Egan says he's not sure if the economy has hit bottom, but he's investing in something many people are running away from: real estate. He's looking at buying foreclosed properties.
Paying monthly bills
Forty-four percent of Americans are worried about paying monthly bills, and the anxiety is growing. Those who are "very worried" about paying their bills doubled to 20% from 11% in April 2002.
For 37-year-old Shauna Peterson of Las Vegas, high gas prices turned her world upside down.
She's been staying at home, caring for her baby daughter, and relying on her fiance's paychecks. Last year, they made ends meet. But when gas topped $4 a gallon, they could no longer afford to fill up his pickup so he could get to welding jobs.
Now they're struggling to come up with gas money for the 10-mile drive to social services to apply for help paying their rent. They've tried riding bikes, but their bicycles were stolen.
"No matter which way we seem to turn, it gets worse," she says. "The poor man is stealing from the poor man so he can get by. I can't necessarily shake my finger and say, 'Shame on you, you should go to hell,' because they're just trying to get by like we are. I try to keep my head up and stay positive."
The plan now is to leave Las Vegas for Oklahoma, where family will help them with jobs and day care. But first, they've got to raise gas money for the 1,000-mile drive.

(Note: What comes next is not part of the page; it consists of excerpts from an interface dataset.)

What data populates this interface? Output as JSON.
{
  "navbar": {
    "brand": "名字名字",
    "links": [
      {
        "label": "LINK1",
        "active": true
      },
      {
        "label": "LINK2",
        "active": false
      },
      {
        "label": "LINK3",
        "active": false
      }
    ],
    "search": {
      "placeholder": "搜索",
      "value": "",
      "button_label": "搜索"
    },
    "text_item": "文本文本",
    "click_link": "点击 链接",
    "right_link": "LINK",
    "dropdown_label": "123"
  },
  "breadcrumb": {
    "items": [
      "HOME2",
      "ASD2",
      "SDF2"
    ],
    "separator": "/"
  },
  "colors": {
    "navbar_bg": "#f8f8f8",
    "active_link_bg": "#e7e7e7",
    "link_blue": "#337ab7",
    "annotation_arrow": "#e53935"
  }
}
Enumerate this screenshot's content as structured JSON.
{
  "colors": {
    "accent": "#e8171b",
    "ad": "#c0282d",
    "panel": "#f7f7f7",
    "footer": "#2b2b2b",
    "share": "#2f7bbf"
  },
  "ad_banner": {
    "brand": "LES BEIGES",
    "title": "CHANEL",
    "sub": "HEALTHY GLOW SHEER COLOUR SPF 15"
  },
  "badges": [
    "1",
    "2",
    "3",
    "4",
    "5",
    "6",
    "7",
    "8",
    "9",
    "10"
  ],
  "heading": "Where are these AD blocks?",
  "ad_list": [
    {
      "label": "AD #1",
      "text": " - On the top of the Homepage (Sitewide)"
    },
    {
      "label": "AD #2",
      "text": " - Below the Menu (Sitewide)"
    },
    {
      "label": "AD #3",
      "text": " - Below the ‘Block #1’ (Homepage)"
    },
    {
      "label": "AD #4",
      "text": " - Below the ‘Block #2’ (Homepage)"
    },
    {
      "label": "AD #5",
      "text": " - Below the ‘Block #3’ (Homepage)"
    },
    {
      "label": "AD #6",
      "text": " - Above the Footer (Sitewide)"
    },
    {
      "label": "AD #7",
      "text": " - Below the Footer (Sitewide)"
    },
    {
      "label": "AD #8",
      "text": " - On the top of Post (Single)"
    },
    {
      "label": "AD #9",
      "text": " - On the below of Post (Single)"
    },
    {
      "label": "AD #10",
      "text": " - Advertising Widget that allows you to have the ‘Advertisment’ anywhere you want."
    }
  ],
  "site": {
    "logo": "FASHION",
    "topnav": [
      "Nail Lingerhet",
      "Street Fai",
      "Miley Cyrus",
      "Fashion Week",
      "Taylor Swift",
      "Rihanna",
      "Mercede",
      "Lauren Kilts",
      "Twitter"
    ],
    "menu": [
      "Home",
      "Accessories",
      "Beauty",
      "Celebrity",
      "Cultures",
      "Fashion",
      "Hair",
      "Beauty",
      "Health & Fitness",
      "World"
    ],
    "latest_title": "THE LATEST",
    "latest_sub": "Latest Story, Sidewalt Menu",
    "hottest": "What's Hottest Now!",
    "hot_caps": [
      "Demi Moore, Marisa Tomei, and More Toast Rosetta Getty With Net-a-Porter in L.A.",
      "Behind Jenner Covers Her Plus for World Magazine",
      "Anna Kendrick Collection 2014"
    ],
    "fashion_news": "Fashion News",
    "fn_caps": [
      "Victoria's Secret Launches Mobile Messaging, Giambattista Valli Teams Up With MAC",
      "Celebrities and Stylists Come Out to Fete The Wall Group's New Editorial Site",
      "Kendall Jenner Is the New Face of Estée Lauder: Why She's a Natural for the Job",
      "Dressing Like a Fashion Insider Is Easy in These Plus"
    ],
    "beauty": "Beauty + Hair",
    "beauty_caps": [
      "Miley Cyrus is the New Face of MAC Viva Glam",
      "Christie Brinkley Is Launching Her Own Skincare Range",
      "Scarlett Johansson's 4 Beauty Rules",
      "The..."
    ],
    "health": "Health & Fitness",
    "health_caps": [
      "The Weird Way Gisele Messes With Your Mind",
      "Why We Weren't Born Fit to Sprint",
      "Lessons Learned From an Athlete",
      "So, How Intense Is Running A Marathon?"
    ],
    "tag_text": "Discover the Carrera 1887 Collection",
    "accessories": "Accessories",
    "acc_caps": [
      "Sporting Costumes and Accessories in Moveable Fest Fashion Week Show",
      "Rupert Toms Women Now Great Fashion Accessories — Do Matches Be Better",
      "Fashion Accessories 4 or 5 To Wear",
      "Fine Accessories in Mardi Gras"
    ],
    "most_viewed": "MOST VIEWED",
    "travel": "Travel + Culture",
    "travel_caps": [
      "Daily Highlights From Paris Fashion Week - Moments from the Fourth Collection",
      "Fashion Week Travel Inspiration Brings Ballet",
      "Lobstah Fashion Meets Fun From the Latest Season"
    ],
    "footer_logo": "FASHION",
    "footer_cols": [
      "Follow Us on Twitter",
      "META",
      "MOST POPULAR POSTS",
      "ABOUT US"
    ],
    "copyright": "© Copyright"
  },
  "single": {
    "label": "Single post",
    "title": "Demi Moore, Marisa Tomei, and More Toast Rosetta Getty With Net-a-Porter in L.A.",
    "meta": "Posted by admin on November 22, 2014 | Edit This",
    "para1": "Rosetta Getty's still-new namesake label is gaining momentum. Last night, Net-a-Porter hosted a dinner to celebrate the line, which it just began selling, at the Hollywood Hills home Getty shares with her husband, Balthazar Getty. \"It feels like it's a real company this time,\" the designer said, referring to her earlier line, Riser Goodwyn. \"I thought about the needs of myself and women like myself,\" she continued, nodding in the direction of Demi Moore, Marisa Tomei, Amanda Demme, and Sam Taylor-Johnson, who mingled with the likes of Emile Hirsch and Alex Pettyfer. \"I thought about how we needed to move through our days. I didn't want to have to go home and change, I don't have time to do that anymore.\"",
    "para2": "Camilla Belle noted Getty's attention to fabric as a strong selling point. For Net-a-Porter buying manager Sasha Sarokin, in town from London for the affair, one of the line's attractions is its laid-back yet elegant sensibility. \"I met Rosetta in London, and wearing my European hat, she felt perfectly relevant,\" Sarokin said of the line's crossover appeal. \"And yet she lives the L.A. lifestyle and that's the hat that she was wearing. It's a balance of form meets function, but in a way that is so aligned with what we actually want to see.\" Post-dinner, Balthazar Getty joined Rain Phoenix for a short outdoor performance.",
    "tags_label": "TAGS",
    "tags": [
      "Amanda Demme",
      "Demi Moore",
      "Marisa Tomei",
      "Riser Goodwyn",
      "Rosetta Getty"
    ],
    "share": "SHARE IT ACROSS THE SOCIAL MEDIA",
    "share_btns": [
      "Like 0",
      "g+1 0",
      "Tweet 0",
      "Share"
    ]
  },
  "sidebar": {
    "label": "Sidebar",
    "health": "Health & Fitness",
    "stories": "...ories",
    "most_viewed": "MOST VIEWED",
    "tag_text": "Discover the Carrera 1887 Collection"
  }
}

She is selling her 1985 Camaro, her fiance is selling a flatbed trailer and an engine hoist. Then, maybe, they'll have enough to go.
"Moving out of state," Peterson says. "That's about the only way we can solve our problems."
Now that sounds a bit like the Great Depression.
Contributing: Stephanie Armour, Sharon Silke Carty and David J. Lynch